Dhamma practice is not limited to how we feel the breath when meditating. How we handle money and wealth is also an important part of our dhamma practice. We can bring wisdom into our financial and consumer activities—how we earn, how we invest, how we spend, how we save, and how we give.
The Buddha gave practical teachings to his lay disciples regarding the proper use of wealth, and to wisely consider how we use whatever degree of wealth we have. He suggested that lay people use their wealth for four purposes: 1) to support ones family by make self, parents, family and friends happy, 2) to invest in the business by making provisions against loss due to fire, flood, king, bandits, 3) to contribute to the community through offerings to relatives, guests, and kings, and 4) to support the spiritual life by making lofty offerings to worthy people who are cultivating virtue, meditation, and wisdom (A. IV, 61).

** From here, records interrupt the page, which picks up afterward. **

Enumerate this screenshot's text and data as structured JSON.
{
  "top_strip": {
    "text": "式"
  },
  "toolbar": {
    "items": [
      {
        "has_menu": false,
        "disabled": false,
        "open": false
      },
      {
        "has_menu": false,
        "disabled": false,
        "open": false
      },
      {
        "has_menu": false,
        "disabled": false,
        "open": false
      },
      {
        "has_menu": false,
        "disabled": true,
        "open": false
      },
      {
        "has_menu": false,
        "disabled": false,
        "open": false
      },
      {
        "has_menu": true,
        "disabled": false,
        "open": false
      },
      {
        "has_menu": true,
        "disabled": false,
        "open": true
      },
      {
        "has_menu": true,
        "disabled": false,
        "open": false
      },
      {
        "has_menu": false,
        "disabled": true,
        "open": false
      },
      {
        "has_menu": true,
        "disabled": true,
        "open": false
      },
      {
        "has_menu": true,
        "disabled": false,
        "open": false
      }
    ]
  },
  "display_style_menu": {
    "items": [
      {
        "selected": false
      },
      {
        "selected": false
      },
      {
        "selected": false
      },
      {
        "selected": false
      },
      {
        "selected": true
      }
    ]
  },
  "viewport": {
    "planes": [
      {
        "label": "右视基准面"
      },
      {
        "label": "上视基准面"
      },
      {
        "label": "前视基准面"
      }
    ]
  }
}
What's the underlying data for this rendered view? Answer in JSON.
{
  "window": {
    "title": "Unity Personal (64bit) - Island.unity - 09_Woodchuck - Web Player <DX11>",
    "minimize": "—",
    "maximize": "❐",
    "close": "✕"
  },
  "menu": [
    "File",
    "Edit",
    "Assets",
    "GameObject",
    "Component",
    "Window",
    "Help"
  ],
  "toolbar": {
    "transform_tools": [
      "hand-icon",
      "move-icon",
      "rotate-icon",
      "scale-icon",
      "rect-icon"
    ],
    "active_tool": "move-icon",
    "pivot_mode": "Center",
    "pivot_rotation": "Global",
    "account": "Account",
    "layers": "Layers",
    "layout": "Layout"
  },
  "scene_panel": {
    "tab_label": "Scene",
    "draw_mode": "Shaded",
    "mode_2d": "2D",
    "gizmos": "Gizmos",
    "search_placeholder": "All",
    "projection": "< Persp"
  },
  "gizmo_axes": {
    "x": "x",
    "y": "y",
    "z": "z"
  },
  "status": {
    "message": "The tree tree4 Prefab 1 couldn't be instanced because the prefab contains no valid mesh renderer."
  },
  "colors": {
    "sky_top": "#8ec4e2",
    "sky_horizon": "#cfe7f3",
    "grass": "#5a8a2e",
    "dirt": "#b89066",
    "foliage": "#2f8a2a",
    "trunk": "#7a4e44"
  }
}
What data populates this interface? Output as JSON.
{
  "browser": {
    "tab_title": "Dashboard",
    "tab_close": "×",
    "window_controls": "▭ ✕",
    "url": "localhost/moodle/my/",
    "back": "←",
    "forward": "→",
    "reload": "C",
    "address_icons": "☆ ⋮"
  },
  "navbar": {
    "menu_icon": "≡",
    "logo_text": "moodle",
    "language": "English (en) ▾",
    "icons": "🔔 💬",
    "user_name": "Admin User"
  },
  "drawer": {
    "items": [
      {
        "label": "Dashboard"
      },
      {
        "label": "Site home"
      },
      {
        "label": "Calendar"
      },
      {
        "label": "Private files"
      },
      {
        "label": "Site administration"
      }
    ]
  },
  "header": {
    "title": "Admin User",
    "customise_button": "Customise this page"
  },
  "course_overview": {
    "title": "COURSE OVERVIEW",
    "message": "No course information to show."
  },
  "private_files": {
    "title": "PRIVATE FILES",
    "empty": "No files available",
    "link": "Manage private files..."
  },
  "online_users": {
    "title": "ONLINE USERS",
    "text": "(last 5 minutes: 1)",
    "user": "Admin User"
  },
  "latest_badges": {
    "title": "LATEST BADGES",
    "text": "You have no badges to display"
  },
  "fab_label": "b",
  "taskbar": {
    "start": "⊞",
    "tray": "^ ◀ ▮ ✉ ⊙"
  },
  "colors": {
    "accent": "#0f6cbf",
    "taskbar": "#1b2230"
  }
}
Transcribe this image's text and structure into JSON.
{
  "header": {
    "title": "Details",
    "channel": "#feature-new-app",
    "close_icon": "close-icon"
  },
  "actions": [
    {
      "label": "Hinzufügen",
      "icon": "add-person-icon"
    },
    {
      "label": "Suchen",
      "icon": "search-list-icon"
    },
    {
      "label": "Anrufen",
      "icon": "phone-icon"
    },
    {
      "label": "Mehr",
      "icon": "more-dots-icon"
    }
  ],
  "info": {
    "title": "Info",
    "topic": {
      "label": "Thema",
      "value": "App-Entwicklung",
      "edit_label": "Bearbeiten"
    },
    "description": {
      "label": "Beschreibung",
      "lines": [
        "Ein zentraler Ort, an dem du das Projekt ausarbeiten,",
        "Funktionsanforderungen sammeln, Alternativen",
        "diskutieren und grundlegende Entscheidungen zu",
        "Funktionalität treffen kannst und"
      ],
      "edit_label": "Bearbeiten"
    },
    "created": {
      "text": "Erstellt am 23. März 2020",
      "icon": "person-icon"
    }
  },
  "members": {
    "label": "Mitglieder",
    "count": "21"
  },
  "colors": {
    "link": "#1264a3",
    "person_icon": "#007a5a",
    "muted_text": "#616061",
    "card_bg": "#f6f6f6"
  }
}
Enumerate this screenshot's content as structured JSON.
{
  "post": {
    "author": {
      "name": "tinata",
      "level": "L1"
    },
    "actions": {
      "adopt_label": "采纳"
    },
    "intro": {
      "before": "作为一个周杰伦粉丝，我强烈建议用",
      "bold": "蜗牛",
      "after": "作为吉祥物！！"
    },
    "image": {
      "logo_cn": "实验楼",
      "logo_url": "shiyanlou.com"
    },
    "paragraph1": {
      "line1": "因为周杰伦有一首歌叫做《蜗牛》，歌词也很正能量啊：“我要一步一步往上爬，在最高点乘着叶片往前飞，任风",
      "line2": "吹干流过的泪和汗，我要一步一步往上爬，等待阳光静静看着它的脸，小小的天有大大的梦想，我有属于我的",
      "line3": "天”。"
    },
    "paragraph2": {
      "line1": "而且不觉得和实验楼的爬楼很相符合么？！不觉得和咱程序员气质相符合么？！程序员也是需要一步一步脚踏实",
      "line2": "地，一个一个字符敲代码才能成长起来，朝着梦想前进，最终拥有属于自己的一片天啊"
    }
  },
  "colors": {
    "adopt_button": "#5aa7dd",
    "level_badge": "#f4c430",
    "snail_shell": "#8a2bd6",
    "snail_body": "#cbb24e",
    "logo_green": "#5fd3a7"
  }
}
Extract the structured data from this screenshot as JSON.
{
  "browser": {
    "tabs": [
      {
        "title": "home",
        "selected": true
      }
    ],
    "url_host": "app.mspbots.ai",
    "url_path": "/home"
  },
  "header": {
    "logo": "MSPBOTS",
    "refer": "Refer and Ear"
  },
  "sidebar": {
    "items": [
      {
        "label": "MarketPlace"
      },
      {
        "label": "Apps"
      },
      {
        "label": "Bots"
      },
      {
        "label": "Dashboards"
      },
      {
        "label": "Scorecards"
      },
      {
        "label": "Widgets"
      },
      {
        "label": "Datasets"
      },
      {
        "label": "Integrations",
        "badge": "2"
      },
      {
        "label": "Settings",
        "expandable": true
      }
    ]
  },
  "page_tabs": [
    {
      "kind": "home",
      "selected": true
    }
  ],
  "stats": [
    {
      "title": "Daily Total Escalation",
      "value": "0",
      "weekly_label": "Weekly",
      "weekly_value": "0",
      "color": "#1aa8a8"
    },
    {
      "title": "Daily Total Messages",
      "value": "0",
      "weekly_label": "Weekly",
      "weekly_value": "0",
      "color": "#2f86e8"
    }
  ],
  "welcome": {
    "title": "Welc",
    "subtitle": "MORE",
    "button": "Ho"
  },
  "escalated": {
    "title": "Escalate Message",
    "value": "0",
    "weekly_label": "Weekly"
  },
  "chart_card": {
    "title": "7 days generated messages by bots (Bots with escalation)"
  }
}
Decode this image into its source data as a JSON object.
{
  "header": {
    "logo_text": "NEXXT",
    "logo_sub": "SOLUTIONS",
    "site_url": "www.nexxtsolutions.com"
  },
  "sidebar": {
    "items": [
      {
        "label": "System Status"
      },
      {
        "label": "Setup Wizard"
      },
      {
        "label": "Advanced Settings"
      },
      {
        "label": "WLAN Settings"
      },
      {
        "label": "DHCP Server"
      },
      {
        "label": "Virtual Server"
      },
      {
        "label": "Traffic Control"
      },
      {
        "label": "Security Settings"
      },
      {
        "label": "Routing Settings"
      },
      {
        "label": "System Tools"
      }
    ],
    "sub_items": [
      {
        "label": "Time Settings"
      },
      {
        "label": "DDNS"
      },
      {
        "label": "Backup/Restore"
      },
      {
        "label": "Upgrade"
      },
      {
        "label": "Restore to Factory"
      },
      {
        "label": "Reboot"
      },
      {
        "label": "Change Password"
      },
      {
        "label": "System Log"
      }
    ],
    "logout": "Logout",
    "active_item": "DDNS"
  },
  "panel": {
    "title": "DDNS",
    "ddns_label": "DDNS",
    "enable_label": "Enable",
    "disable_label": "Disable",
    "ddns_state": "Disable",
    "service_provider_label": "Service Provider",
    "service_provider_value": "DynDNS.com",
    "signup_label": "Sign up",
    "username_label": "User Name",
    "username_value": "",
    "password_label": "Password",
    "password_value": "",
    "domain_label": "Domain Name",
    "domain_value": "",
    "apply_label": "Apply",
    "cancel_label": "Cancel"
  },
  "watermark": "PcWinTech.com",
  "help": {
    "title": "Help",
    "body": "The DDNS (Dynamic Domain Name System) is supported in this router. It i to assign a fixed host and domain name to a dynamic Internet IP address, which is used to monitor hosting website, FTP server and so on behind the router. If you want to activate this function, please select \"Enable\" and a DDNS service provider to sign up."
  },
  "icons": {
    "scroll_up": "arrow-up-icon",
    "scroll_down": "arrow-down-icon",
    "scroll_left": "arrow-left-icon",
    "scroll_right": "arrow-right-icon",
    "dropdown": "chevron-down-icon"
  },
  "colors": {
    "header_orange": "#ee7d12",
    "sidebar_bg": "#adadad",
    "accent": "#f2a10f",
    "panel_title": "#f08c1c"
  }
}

This list seems remarkably contemporary. We can reflect on how we are balancing all four areas. Are you using your wealth in a balanced way that is appropriate to your values, needs, and responsibilities? You might consider what proportion of your income is spent on yourself, friends, family, and associates; what proportion you reinvest into the growth and protection of your business (include insurance); what proportion supports the broader social community (include taxes); and what proportion nurtures people, practices, and organizations that are dedicated to practices that lead to awakening.
In our monthly daylong programs this year we are focusing on the Buddha’s pragmatic teachings to lay people regarding wealth, relationships, decision-making, and handling conflict.
As we give mindful attention to every aspect of living, the nitty gritty decisions we make with our wallets, as well as sublime meditative pursuits, are equally embraced with compassion, mindfulness and wisdom.